Spring — new beginnings, new hopes, new dreams. The daffodils peek up from their beds. The azaleas explode with color. Ramps offer a pungent smell in the hollers. Rhododendrons frame the forest tapestry. The sleepy sow jousts awake her cubs and searches for a long awaited meal. The cardinal’s melody and the spring gobbler’s raspy call echo throughout those West Virginia hills.
Fly fishermen cast the steams for that elusive golden trout, kayakers and rafters paddle the cold, swollen rivers, while baseball fans welcome “Opening Day” with hope and optimism. And Mountaineer fans celebrate the spring game with renewed enthusiasm and the dreams and promises of a new football coach.
Besides these annual rites of spring, students all across the Mountain State memorialize their achievements as “Pomp and Circumstance” escorts them to graduation podiums. In Morgantown, “Country Roads” is sung by the blue and gold multitude, a tribute to our heritage.
Graduation speeches are usually forgettable and long, often delaying the new grads’ celebration. However, among the parties and celebrations, an important message is usually offered, a message of hope and encouragement.
As we look across the mortar boards and robes, we wonder. What will the future bring? How will these new grads embrace the world and tackle its challenges? Will this new generation wilt at the task and bury themselves in their “devices,” oblivious to the world around them? Or will they take up the mantle and accept the torch with confidence and determination?

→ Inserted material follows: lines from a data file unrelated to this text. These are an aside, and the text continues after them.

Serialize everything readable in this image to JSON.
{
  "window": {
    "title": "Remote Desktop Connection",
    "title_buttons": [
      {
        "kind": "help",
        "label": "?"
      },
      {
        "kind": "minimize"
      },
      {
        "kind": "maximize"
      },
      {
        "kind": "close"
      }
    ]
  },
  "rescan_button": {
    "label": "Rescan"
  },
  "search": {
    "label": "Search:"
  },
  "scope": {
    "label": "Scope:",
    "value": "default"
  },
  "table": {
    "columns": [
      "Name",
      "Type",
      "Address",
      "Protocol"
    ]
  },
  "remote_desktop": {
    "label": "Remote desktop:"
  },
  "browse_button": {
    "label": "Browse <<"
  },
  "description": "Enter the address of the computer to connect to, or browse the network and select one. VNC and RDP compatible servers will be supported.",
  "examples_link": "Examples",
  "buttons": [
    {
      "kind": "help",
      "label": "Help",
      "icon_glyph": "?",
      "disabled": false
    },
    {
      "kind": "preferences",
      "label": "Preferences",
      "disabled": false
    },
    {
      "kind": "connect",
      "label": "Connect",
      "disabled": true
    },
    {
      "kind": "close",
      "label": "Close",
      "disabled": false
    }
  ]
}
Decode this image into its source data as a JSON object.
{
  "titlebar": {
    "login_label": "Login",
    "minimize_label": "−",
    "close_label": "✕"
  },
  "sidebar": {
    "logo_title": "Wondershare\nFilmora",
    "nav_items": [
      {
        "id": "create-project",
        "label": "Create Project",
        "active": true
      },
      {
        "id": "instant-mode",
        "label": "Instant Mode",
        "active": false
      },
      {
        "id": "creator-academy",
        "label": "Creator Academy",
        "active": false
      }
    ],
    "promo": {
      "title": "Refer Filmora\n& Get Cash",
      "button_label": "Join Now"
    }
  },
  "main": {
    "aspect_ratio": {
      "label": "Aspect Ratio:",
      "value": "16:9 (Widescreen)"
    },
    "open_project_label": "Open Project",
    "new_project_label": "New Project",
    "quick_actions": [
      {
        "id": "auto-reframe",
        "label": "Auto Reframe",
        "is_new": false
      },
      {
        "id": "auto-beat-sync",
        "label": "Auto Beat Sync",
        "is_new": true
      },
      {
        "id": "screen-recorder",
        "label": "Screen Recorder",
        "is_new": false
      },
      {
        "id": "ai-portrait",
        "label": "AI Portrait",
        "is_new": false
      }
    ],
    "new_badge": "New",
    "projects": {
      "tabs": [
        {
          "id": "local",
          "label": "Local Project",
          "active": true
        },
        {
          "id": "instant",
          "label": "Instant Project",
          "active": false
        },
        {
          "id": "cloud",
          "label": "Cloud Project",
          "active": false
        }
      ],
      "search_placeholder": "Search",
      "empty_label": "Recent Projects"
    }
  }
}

Will they emulate that “Greatest Generation” who, as a bunch of 18 to 20-year olds, literally saved the world?
In this era of social media, do they even know what D-Day was? Do they know that 75 years ago some 156,000 American teenagers stormed the beaches of Normandy to push back the evil Nazi axis? Do they know that nearly 5,000 died or were wounded racing and crawling toward Nazi pillboxes on June 6, 1944?
Do they know that the Blue and Gray (29th) Infantry Division, made up of West Virginians and Marylanders were among those charging up Omaha Beach? Perhaps some of those were their grandfathers and great grandfathers.
Do they know that Nazi Germany had conquered virtually all of Europe by D-Day? Do they know that Paris, Brussels, Amsterdam, Rome, Vienna, Copenhagen, Stockholm, Oslo, Warsaw and Prague had been captured and occupied? Do they know that Adolph Hitler and his henchmen captured and murdered some 6 million Jews and another 5 million Soviets, Catholics, Intellectuals, Freemasons, Gypsies, Homosexuals, Poles and Serbs?
Do they know that there are Holocaust deniers, even members of Congress, who claim it never happened? Do they know that we’re in a battle for our collective souls and way of life? It’s not waged on the beaches of Normandy, the deserts of Afghanistan, the jungles of Vietnam or the forests of the Ardennes, but on the airwaves, the internet and in the classrooms.
Do they know that China is not our friend and ally and has pledged to rule the world in this century? Do they know that radical Islamists have pledged to erase Israel and America from the face of the Earth? Do they realize that Russia has plotted against us for seven decades? Do they know that China is waging an economic war with us, even as you read this? Do they know that Russia and China have troops and weapons in Central America, Venezuela and Cuba? Do they know that radical Islamists in Iran have the desire and capability of building an atomic bomb? Do they know that the crazy leader in North Korea has a bomb and might just use it?
Do they know that America is and has been the shining city on the hill; the one light of freedom and liberty for the world? Do they know that we have some of the most liberal immigration policies in the world? Do they know that uncurbed, illegal immigration will continue to overwhelm our social service, health care, financial and educational capabilities? Do they know that America stopped nearly all immigration for 40 years in the 20th Century, giving time for new immigrants to assimilate to the language, culture and the American way of life?
Despite what we hear about the Millennials, I’m optimistic. Having taught at Shepherd for seven years, I’ve seen the future and the future is good. If these West Virginia students are representative of this generation, we can rest assured that our nation and our world is in good hands.
So as spring explodes in the Appalachians, likewise our new generation of leaders explode into the workforce. What innovations will you bring? A cure for cancer? Manned space travel to Mars? An end to world hunger? I can’t wait to see what wonders you’ll create and the places you’ll go!
Zimmer is the retired coordinator of Shepherd’s MBA program. He graduated from both WVU and Maryland. His daughter and son-in-law are recent graduates of the William & Mary Law School. He may be reached at firstname.lastname@example.org.